DATA EXTRACT:
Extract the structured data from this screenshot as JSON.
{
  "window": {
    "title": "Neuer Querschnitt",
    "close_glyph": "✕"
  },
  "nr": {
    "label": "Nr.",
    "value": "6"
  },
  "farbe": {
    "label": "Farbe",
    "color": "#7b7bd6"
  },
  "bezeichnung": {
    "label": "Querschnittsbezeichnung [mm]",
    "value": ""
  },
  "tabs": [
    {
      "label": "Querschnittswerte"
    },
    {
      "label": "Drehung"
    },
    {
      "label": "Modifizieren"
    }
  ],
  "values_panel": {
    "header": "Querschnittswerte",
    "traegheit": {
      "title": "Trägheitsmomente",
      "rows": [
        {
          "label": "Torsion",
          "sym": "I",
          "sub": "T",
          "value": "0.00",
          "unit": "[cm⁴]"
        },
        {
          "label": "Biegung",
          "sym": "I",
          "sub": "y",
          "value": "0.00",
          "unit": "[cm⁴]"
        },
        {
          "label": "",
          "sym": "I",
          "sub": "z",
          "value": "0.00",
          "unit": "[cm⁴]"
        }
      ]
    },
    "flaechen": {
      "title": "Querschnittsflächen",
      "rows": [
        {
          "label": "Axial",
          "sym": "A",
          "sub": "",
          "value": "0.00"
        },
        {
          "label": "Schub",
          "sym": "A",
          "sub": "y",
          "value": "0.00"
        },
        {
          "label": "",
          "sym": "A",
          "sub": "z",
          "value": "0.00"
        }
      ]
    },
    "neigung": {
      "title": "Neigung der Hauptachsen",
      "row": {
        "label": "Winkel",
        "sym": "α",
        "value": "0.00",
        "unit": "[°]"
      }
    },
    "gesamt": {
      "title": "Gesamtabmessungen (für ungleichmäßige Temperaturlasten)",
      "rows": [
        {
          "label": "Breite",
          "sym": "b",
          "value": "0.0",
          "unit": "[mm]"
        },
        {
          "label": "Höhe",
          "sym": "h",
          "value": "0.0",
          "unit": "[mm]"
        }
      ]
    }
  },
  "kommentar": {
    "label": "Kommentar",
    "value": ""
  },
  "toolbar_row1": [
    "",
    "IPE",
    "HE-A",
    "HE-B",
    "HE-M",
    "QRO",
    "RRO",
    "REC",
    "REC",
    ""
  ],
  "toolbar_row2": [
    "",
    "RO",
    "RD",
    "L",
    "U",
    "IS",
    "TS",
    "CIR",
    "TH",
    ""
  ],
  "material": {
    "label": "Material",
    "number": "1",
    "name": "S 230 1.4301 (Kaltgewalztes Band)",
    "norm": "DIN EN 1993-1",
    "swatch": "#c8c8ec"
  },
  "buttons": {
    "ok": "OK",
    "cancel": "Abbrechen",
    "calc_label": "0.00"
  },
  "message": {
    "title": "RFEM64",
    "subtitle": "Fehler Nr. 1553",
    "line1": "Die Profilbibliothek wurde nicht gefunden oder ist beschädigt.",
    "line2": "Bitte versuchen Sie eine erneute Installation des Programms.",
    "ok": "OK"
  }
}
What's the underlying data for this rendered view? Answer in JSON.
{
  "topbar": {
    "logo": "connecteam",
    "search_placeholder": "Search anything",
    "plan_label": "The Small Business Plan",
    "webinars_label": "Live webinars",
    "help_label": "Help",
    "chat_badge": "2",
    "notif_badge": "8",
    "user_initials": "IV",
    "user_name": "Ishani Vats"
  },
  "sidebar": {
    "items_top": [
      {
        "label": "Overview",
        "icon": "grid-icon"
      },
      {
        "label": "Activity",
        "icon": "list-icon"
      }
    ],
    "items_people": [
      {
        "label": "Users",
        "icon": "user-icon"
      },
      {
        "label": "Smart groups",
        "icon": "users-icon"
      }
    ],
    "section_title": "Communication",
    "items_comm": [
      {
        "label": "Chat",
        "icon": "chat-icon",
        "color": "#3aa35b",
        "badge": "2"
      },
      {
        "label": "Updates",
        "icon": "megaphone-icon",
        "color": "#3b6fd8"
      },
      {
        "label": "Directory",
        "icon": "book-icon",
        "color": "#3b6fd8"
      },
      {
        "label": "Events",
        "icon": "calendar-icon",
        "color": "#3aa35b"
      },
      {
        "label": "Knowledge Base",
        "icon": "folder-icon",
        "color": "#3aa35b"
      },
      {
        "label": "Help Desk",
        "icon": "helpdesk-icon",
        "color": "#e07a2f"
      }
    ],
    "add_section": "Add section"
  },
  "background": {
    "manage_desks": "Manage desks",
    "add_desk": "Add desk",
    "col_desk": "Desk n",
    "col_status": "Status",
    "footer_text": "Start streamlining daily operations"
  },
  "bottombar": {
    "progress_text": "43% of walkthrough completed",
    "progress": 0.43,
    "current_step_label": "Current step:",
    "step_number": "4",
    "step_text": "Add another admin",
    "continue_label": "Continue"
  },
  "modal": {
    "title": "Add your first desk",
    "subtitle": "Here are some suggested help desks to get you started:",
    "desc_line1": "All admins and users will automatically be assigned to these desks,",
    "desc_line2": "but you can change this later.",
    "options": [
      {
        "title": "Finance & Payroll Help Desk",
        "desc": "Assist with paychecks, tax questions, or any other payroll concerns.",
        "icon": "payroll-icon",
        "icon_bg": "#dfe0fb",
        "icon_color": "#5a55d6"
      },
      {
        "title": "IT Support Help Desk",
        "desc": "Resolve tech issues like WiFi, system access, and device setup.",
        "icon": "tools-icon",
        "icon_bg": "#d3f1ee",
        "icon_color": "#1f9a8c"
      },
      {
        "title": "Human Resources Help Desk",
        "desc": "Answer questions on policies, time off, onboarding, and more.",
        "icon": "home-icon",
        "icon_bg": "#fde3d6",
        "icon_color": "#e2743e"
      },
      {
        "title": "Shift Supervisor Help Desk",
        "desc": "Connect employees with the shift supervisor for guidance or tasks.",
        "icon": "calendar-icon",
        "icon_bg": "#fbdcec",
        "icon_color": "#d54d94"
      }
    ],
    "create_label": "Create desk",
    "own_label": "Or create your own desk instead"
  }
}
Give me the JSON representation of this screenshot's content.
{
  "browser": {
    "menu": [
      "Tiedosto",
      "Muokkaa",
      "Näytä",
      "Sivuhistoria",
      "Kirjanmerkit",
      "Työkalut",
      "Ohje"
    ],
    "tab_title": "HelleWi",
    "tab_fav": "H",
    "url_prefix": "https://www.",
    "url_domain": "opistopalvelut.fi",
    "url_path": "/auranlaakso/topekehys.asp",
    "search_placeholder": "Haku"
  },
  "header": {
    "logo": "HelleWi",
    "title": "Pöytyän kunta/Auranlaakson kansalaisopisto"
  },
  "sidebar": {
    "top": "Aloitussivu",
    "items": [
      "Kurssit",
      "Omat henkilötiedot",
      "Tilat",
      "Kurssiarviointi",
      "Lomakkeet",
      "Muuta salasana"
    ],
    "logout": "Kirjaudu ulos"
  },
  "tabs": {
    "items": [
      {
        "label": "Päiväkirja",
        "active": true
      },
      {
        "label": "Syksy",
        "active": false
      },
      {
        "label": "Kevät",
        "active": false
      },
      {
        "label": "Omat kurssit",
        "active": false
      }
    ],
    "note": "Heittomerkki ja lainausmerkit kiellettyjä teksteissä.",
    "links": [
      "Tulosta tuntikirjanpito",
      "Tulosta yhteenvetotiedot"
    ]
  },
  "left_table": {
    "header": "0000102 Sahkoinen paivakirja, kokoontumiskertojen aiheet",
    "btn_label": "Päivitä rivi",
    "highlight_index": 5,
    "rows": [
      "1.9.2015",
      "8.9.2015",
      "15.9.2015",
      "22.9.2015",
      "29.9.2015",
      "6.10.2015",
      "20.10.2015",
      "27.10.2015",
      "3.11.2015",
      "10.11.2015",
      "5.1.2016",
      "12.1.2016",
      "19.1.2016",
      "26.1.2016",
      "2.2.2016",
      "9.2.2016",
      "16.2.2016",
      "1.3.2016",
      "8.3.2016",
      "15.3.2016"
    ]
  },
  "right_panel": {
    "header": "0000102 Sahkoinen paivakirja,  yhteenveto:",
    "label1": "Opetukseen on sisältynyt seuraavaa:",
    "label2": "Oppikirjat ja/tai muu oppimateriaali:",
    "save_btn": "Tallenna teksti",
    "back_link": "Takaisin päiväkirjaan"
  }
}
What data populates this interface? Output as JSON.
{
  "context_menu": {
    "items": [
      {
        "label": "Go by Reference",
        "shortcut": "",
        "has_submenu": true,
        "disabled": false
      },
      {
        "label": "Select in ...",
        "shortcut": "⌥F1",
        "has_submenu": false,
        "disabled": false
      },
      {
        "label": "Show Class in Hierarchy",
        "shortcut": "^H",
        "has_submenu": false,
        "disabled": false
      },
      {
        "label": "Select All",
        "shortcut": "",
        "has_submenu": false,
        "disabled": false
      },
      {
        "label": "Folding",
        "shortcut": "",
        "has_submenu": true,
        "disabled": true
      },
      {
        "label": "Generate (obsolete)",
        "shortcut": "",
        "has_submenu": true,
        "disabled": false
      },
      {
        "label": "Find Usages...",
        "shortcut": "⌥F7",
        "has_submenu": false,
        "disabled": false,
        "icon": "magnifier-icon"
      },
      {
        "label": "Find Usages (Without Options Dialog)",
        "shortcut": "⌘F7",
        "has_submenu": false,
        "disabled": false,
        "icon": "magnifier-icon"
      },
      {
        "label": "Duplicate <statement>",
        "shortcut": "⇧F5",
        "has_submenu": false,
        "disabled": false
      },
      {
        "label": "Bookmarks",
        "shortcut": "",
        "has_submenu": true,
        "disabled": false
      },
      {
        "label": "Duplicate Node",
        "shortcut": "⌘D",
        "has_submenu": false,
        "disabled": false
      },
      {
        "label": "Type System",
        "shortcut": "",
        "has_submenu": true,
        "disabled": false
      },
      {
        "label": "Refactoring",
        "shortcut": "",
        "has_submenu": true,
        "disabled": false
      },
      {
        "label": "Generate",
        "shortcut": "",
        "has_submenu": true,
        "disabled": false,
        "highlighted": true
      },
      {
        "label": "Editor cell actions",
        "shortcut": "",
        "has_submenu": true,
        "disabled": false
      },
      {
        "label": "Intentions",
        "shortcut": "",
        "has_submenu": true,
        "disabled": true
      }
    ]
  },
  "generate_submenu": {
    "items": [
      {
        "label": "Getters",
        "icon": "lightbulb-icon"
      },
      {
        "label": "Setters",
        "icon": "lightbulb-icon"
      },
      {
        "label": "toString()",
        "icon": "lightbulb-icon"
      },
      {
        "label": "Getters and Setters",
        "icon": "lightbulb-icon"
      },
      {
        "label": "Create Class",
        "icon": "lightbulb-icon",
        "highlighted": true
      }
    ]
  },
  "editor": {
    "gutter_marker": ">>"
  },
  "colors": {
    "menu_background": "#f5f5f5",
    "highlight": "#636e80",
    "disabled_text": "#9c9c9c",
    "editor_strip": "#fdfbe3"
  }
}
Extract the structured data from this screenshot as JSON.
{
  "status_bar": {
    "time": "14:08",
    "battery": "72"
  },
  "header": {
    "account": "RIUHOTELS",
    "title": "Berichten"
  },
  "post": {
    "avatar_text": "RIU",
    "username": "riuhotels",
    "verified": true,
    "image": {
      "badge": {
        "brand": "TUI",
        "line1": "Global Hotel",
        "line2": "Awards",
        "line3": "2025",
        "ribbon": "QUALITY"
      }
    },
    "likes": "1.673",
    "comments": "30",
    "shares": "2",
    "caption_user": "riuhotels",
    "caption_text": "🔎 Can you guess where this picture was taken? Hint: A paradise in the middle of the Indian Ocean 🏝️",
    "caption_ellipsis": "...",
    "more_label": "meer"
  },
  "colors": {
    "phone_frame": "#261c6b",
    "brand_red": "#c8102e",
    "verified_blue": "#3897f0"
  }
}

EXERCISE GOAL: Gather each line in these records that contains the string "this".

EXERCISE ANSWER:
Extract the structured data from this screenshot as JSON.
What's the underlying data for this rendered view? Answer in JSON.
    "desc_line2": "but you can change this later.",
Give me the JSON representation of this screenshot's content.
What data populates this interface? Output as JSON.
Extract the structured data from this screenshot as JSON.
    "caption_text": "🔎 Can you guess where this picture was taken? Hint: A paradise in the middle of the Indian Ocean 🏝️",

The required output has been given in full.